|According to PriceWaterHouseCoopers’ 12th annual CEO survey, one third of pharmaceutical CEOs are very confident they can increase their revenues in the next 12 months. A total of 47 CEOs were queried on different subjects, including the current economic downturn.
For 55% of respondents, the crisis provides an opportunity to grow by using internal cash flow at a time when the banking and general financial systems cannot provide support for mergers and acquisitions. Pharmaceutical companies with good debt to equity ratios and strong cash positions will very likely look at expanding by acquiring smaller firms or merging with peers. With the current behavior of currencies, Japanese companies are thought to be in a particularly good position to acquire US and European firms.
CEOs in the pharmaceutical industry are therefore more likely than CEOs in other industries to be positive about the outlook for the next 12 months. According to opinions stated, the current economic constraints will very probably provoke necessary changes within the industry that will bring bottom line benefits in the mid and long term.
Perhaps the only concern was that of drug pipelines at some firms being more empty than usual, which does not point to a healthy revenue situation going forward. The most probable remedy being looked at by Big Pharma firms is acquisition of pipelines through M&A.
In general, the outlook is definitely not nearly as bad as in other industries and a quick recovery can be expected from this important sector of the economy.
Separately, pharmaceutical consultants continue to see increased demand for streamlining consulting from both major, and small and medium pharmaceutical companies looking to reduce costs by either outsourcing or streamlining their administrative, research, quality control, regulatory, and procedural functions.

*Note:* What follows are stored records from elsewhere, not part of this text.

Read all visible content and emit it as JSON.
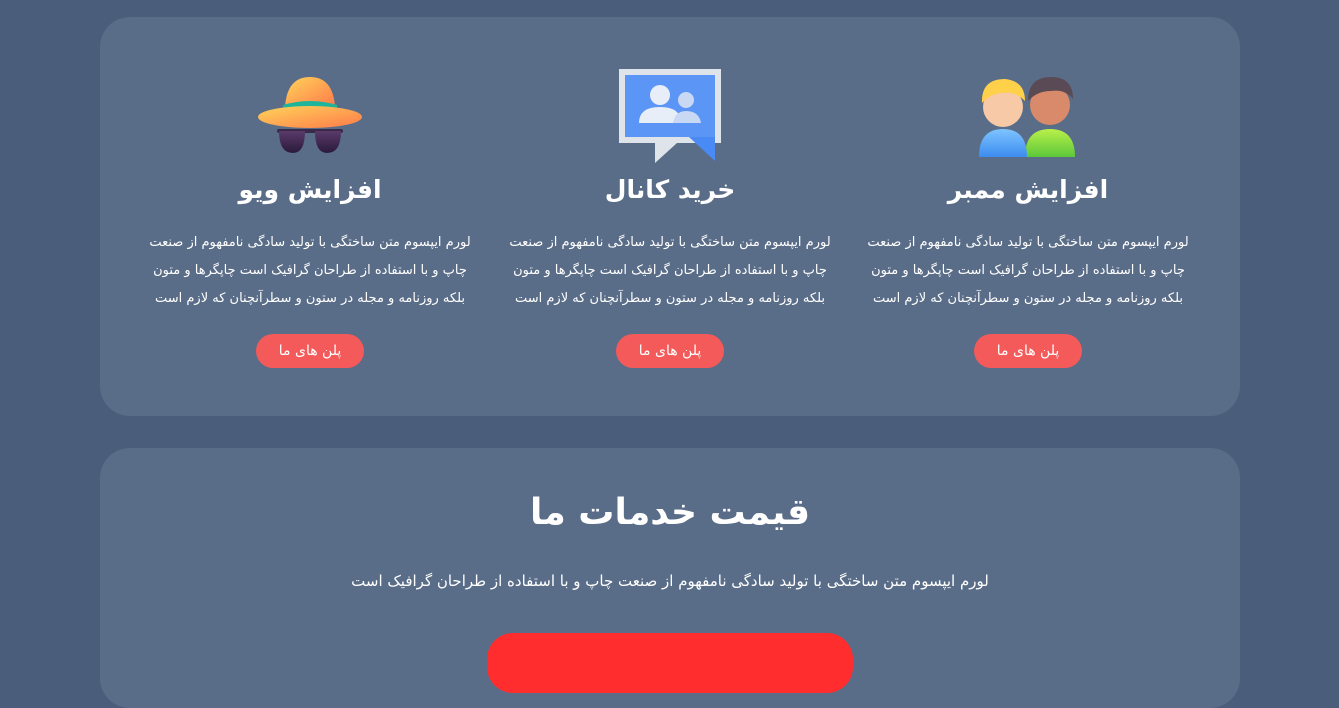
{
  "services": {
    "cards": [
      {
        "icon": "hat-sunglasses-icon",
        "title": "افزایش ویو",
        "description": "لورم ایپسوم متن ساختگی با تولید سادگی نامفهوم از صنعت چاپ و با استفاده از طراحان گرافیک است چاپگرها و متون بلکه روزنامه و مجله در ستون و سطرآنچنان که لازم است",
        "button": "پلن های ما"
      },
      {
        "icon": "group-chat-icon",
        "title": "خرید کانال",
        "description": "لورم ایپسوم متن ساختگی با تولید سادگی نامفهوم از صنعت چاپ و با استفاده از طراحان گرافیک است چاپگرها و متون بلکه روزنامه و مجله در ستون و سطرآنچنان که لازم است",
        "button": "پلن های ما"
      },
      {
        "icon": "two-users-icon",
        "title": "افزایش ممبر",
        "description": "لورم ایپسوم متن ساختگی با تولید سادگی نامفهوم از صنعت چاپ و با استفاده از طراحان گرافیک است چاپگرها و متون بلکه روزنامه و مجله در ستون و سطرآنچنان که لازم است",
        "button": "پلن های ما"
      }
    ]
  },
  "pricing": {
    "title": "قیمت خدمات ما",
    "description": "لورم ایپسوم متن ساختگی با تولید سادگی نامفهوم از صنعت چاپ و با استفاده از طراحان گرافیک است"
  },
  "colors": {
    "page_background": "#4a5d7a",
    "panel_background": "#5a6d88",
    "button": "#f45a5a",
    "cta": "#ff2d2d"
  }
}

All in all, an important transformation of the pharmaceutical industry is taking place, and we are likely to see a much different environment by the time the economy emerges from the current recession.